As my reputation in Spain waxed, so did my involvement with the Museo Nacional del Prado, Madrid. With the appointment of a close friend and colleague as director, an ad hoc committee was formed, headed by Jose Maria Aznar, the President of Spain. Other members included the Minister of Culture and the Minister of Defense. The task was to modernize an institution that had fallen into an abyss of neglect. This complex goal was eventually accomplished, and I was decorated with the Great Cross of Alfonso X the Wise, the highest civilian award of the Kingdom of Spain, for my contributions to the task. (I had earlier been decorated with the rank of Commander of the Order of Isabel la Catolica and awarded the Medalla de Oro de Bellas Artes, Ministry of Culture, Spain both in 1986.) In 2012, I was appointed as Catedratico del Museo del Prado, which involved a series of six public lectures. These were published in 2014, entitled In the Shadow of Velazquez: A Life in Art History.

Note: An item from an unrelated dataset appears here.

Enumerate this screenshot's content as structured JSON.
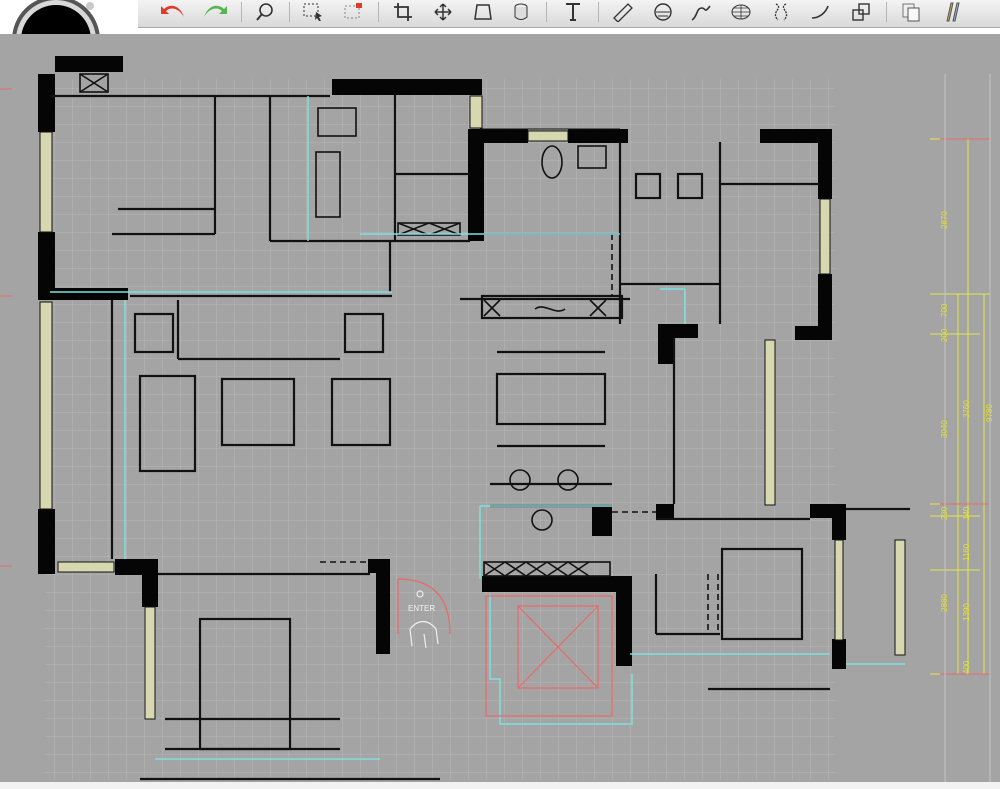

In the mid-1990s, I perceived the importance of painting in the American colonies of Spain. Especially influential for this change in direction was the invitation in 1994 to direct a seminar on Spanish painting for the professors of art history at the Universidad Autonoma de Mexico. A team had been formed to investigate the ties between Spanish and New Spanish painting, and I was invited to become a member. It soon became apparent that the study of the relationship between the Colony and the Iberian Peninsula needed to be rethought using the methodological concepts of cultural transfer and transculturation. Slowly but surely, the focus of my research and teaching moved from Spain to New Spain. The first event was the organization of a major exhibition at the Museo de America, Madrid 1999. I established a particularly fruitful relationship with the Fomento Cultural Banamex and served as comisario of Pintura de los Reinos, which was shown in Madrid in the Museo del Prado and the Palacio Real, and in Mexico City. My latest sally into this field is Colonial Painting in Latin America 1550-1820 (Yale University Press) edited by Luisa Elena Alcala, a former student, and me, which involved coordinating the contributions of seven authors. This book is already recognized as the standard reference for field. Another venture into Mexican painting was a small exhibition I curated at the Louvre, Mexico en el Louvre, in 2013.
I have served on many advisory panels (Guggenheim ACLS, Mellon Foundation, Princeton University Art Museum) and received many awards for my contributions to the field, of which the most important is the Distinguished Scholar by the College Art Association of America 2010. I was elected to the American Academy of Arts and Sciences in 1996. The number of my books, articles and reviews now stands at 119.
This elevated number could have been attained only at the Institute of Fine Arts. When I chose to leave Princeton, where I was a tenured associate professor, I recognized that I could only hope to attain my lifetime goals for increasing the understanding and appreciation of Hispanic art at the Institute. The factors that entered this equation were generous leave time and a student body comprised only of graduate degree candidates. My course offerings over the years can read as a syllabus of my “master” plan. Seminars provided a testing ground for new ideas and new areas and nourished the advanced work of my students. These are some of the qualities which make the Institute unique and a center for learning which is unsurpassed in the field of art history.